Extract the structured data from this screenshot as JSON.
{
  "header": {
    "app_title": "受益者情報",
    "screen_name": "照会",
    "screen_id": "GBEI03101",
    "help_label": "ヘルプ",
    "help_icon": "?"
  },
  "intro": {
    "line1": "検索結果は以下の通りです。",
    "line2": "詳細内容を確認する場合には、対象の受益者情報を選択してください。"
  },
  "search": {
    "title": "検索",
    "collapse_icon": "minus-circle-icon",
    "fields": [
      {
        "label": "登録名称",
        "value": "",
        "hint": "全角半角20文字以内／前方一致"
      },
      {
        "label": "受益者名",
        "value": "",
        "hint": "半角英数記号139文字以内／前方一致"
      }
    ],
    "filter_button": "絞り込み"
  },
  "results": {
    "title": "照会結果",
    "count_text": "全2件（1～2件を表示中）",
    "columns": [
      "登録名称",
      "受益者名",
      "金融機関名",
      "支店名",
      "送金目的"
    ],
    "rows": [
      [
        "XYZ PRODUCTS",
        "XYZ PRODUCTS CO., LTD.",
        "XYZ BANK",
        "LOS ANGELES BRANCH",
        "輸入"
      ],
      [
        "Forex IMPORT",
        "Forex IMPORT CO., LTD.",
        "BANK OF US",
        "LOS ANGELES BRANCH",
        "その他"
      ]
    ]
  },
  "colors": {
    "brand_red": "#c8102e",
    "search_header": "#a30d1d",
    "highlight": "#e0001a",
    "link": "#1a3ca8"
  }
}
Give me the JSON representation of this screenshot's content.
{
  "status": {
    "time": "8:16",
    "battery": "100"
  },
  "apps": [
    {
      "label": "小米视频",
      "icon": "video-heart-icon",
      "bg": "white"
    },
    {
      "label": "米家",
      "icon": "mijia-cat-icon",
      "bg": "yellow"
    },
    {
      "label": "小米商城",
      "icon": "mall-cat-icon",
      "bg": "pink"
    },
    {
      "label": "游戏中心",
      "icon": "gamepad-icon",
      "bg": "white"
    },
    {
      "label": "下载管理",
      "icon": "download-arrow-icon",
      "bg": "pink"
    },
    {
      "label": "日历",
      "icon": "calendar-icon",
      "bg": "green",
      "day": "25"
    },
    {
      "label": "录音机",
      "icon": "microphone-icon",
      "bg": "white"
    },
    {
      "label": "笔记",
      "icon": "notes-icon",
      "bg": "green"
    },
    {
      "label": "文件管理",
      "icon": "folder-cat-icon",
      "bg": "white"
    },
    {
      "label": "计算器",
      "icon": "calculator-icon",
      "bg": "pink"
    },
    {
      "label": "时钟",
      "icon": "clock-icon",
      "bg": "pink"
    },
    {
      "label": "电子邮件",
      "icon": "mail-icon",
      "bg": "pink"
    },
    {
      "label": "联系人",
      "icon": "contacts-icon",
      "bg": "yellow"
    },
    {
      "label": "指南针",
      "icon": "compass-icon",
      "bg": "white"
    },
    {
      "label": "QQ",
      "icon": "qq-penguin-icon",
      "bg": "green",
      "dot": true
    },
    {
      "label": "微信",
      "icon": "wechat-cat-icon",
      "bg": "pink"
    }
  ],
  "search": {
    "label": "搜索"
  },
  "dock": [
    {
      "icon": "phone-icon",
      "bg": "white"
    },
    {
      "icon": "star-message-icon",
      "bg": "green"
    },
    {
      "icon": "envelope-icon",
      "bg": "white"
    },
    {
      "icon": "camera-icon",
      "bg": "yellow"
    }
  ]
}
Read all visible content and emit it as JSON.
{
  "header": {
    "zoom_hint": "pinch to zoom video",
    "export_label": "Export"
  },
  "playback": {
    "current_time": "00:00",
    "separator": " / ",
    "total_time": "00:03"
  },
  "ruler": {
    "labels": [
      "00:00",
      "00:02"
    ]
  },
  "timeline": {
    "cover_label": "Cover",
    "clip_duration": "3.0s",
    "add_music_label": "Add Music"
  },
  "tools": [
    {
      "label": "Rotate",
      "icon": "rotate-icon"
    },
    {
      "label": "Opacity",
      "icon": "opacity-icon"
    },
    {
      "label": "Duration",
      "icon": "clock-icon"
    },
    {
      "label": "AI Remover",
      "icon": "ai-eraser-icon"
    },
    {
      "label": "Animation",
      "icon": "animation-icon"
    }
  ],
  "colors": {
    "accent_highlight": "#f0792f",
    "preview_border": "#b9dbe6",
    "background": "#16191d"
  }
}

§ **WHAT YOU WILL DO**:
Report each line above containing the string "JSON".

§ **SOLUTION FOR THIS EXERCISE**:
Extract the structured data from this screenshot as JSON.
Give me the JSON representation of this screenshot's content.
Read all visible content and emit it as JSON.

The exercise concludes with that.